PROBLEM:
Among the lines of the data, copy those that hold "icons".

DATASET EXCERPTS:
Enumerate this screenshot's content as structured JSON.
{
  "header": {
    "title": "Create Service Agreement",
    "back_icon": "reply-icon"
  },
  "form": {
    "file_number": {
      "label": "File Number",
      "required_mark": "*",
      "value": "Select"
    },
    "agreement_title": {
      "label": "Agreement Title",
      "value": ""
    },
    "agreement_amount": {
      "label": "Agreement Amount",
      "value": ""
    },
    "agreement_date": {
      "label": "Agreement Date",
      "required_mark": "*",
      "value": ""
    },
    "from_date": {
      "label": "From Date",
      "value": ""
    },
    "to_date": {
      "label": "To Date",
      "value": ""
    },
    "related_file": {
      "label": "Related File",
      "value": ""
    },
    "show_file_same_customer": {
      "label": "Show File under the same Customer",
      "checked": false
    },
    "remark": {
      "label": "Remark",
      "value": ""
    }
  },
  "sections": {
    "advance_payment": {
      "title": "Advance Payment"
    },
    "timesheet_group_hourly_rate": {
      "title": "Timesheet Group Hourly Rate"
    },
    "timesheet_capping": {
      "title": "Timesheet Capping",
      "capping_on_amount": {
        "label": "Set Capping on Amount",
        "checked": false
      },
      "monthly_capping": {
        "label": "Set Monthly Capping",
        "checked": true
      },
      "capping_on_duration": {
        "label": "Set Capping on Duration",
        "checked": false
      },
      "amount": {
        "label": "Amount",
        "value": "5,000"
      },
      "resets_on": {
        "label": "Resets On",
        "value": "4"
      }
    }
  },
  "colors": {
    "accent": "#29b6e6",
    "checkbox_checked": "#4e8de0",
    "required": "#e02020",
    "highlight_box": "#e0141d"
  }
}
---
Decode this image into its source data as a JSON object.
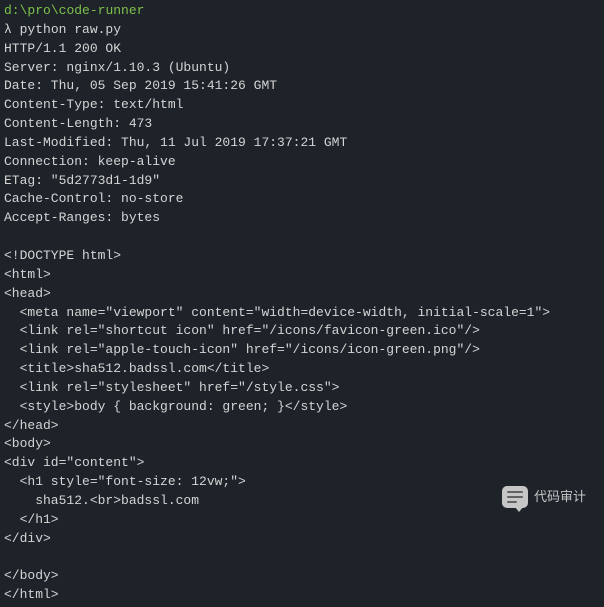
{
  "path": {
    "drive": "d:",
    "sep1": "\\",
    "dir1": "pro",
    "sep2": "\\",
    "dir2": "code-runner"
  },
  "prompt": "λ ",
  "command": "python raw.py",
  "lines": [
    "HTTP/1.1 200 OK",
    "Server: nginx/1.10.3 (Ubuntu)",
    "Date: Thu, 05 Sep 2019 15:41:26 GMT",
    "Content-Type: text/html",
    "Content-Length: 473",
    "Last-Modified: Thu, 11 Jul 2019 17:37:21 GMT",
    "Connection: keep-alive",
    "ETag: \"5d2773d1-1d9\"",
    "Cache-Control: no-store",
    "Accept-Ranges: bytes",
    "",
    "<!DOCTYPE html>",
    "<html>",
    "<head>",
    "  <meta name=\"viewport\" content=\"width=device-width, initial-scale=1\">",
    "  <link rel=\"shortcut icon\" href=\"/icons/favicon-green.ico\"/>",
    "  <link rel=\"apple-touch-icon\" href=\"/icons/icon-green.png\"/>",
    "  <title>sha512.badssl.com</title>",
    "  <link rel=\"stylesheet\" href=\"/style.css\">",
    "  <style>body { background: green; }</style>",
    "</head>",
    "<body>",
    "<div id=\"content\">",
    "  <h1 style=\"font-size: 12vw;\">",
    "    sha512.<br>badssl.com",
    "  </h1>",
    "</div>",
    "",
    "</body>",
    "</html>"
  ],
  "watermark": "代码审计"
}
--
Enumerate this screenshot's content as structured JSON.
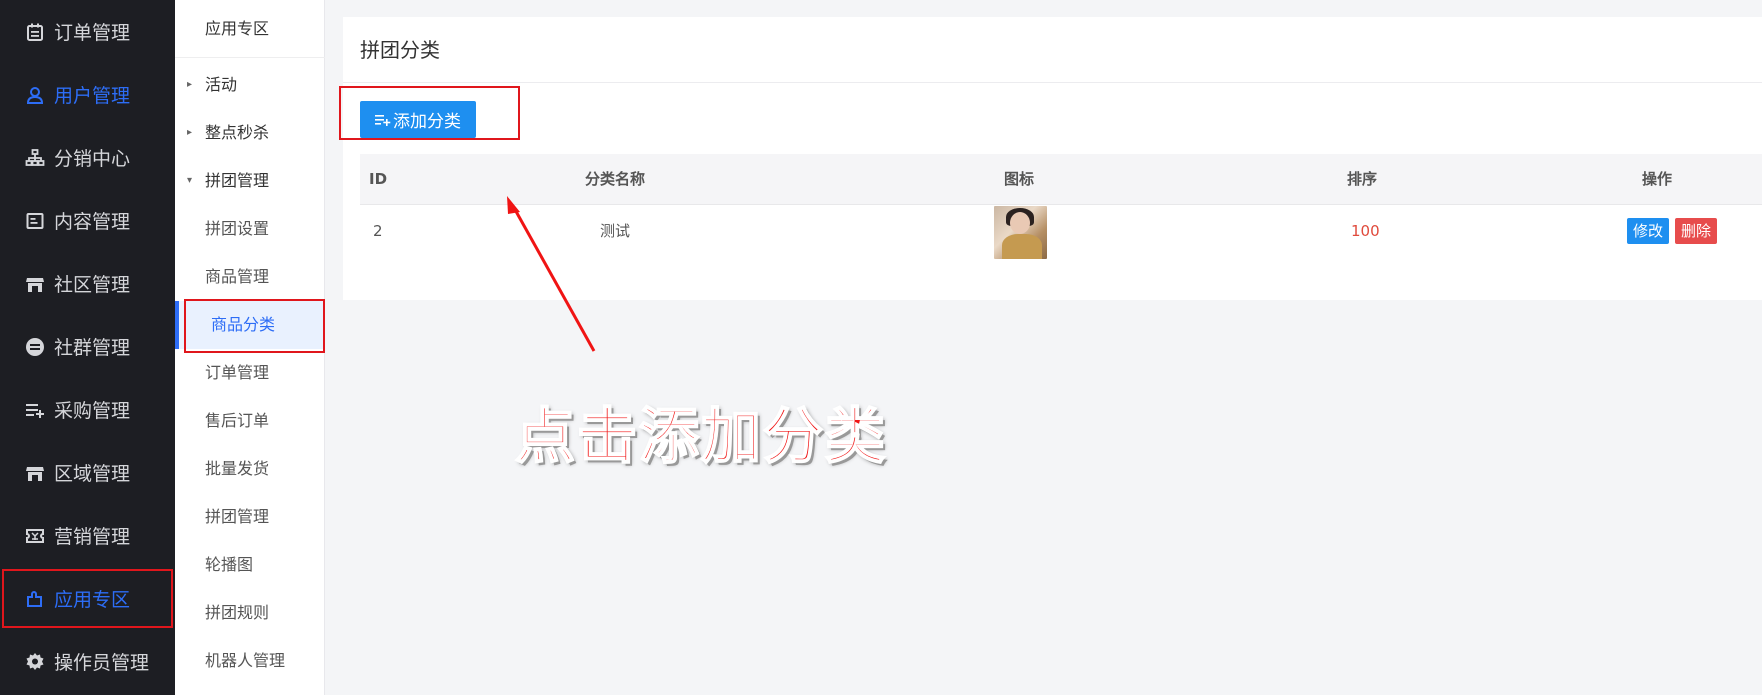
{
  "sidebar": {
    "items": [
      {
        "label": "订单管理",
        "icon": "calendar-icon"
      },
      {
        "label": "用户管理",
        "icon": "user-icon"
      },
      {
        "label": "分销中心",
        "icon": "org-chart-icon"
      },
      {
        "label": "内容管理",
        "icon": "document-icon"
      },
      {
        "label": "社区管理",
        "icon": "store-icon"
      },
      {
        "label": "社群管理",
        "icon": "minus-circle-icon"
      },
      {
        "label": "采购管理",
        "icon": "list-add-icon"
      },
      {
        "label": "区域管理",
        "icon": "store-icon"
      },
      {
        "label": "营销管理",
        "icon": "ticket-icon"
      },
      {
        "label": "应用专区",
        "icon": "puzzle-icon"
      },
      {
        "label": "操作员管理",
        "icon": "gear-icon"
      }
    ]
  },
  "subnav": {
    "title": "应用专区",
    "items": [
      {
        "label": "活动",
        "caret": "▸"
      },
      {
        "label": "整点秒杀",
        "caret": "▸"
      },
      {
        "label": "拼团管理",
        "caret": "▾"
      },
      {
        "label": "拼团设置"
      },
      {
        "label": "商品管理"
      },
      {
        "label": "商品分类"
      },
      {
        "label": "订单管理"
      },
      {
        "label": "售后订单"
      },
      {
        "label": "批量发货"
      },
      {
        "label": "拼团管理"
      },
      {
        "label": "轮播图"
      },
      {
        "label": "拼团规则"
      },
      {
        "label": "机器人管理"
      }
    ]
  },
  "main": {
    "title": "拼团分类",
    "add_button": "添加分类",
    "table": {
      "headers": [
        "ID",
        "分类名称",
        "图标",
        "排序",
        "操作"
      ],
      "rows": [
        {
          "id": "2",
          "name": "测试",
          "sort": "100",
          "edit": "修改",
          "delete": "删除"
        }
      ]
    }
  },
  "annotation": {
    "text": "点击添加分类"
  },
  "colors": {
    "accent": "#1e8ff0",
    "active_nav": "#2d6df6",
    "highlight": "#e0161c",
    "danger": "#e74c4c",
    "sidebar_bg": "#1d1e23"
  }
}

SOLUTION:
    "  <link rel=\"shortcut icon\" href=\"/icons/favicon-green.ico\"/>",
    "  <link rel=\"apple-touch-icon\" href=\"/icons/icon-green.png\"/>",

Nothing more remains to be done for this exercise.